As the support 4 is formed of a material which will not be attacked by either water or acidic components, aqueous or acidic liquid specimens can be directly analyzed without the need of extracting in a solvent solution, as used in the past.
As the specimen to be analyzed is located within the unobstructed hole in the support and is not supported on a light transmitting window, it is not necessary to deduct the spectrum of a light-transmitting window from the generated spectrum.
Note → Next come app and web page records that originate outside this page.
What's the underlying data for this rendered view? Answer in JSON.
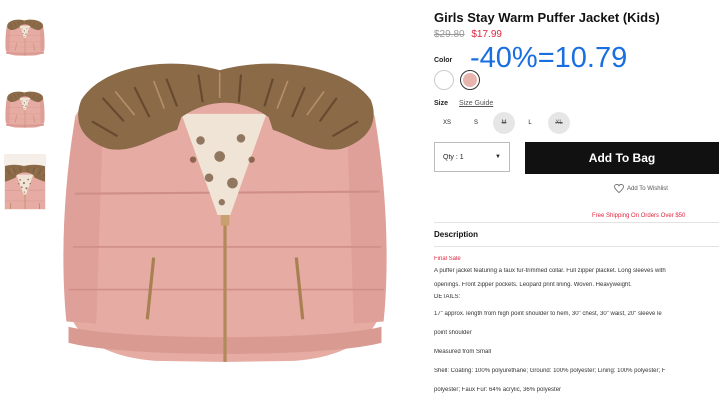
{
  "product": {
    "title": "Girls Stay Warm Puffer Jacket (Kids)",
    "old_price": "$29.80",
    "sale_price": "$17.99",
    "discount_overlay": "-40%=10.79"
  },
  "color": {
    "label": "Color",
    "swatches": [
      {
        "name": "White",
        "hex": "#ffffff",
        "selected": false
      },
      {
        "name": "Pink",
        "hex": "#e8b4ae",
        "selected": true
      }
    ]
  },
  "size": {
    "label": "Size",
    "guide_label": "Size Guide",
    "options": [
      "XS",
      "S",
      "M",
      "L",
      "XL"
    ],
    "out_of_stock": [
      "M",
      "XL"
    ]
  },
  "quantity": {
    "label": "Qty : 1"
  },
  "cart": {
    "add_label": "Add To Bag"
  },
  "wishlist": {
    "label": "Add To Wishlist"
  },
  "shipping": {
    "label": "Free Shipping On Orders Over $50"
  },
  "description": {
    "title": "Description",
    "sale_tag": "Final Sale",
    "lines": [
      "A puffer jacket featuring a faux fur-trimmed collar. Full zipper placket. Long sleeves with",
      "openings. Front zipper pockets. Leopard print lining. Woven. Heavyweight.",
      "DETAILS:",
      "17\" approx. length from high point shoulder to hem, 30\" chest, 30\" waist, 20\" sleeve le",
      "point shoulder",
      "Measured from Small",
      "Shell: Coating: 100% polyurethane; Ground: 100% polyester; Lining: 100% polyester; F",
      "polyester; Faux Fur: 64% acrylic, 36% polyester"
    ]
  },
  "colors": {
    "sale": "#e0263d",
    "overlay": "#1a6fe0",
    "button": "#111111",
    "jacket": "#e8b4ae",
    "fur": "#8b6a48"
  }
}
Further, a light transmitting window may contain fingerprints, scratches, or other surface defects which could adversely affect the integrity of the generated spectrum.
By employing holes 5 of different diameter in a single support 4, different thicknesses of a liquid film 6 can be obtained, so that the operator can select the desired film thickness to provide the best quality spectrum.
Various modes of carrying out the invention are contemplated as being within the scope of the following claims particularly pointing out and distinctly claiming the subject matter which is regarded as the invention.
1. A method of analyzing a liquid specimen, comprising the steps of forming a specimen support of a rigid material that is non-reactive to water and acidic substances and having a pair of opposed surfaces and having a plurality of unobstructed holes extending between said surfaces, a first of said holes having a different cross sectional area than a second of said holes, positioning said support so that said surfaces are horizontal and the axes of the holes are vertical, enclosing each hole with an unsupported film of a liquid specimen to be analyzed, directed a beam of infrared light through the hole and through the liquid film enclosing the hole, and generating a wavelength spectrum of said beam passing through said film.
2. The method of claim 1, wherein the step of enclosing the holes comprises dipping the support in a quantity of said liquid specimen.
3. The method of claim 1, and including the step of forming the film of each liquid specimen with a thickness sufficient to provide a spectrum when said beam is passed through said film, said film having a pair of generally parallel surfaces substantially free of convexity that extend transversely across said holes.
4. The method of claim 1, and including the step of maintaining the thickness of said film at a value less than that necessary to cause lensing.
5. An analytic specimen support for infrared microspectroscopy, comprising a holder having a confined opening extending therethrough, support means provided in the opening, and a specimen support removably disposed in the opening and mounted on said support means, said specimen support composed of a rigid material that is non-reactive to water, acidic substances and solvents, said specimen support including a pair of opposed generally flat horizontal surfaces and having a plurality of unobstructed holes extending between said surfaces with the axes of the holes being vertical, a film of a liquid specimen spanning each hole and held in said hole by the surface tension of the liquid, the film spanning each of said holes having generally parallel opposed surfaces and being free of convexity, a first of said holes having a different cross sectional area than a second of said holes. 15
6. The support of claim 5, wherein said holes have a diameter in the range of 10 microns to 13 millimeters.
Filed: Jan 13, 1992
Date of Patent: Mar 1, 1994
Assignee: R. E. Davis Chemical Corporation (Oak Brook, IL)
Inventor: Robert E. Davis (Hinsdale, IL)
Primary Examiner: James C. Housel
Assistant Examiner: Lien Tran
Law Firm: Andrus, Sceales, Starke & Sawall
Application Number: 7/820,302
International Classification: G01N 2100;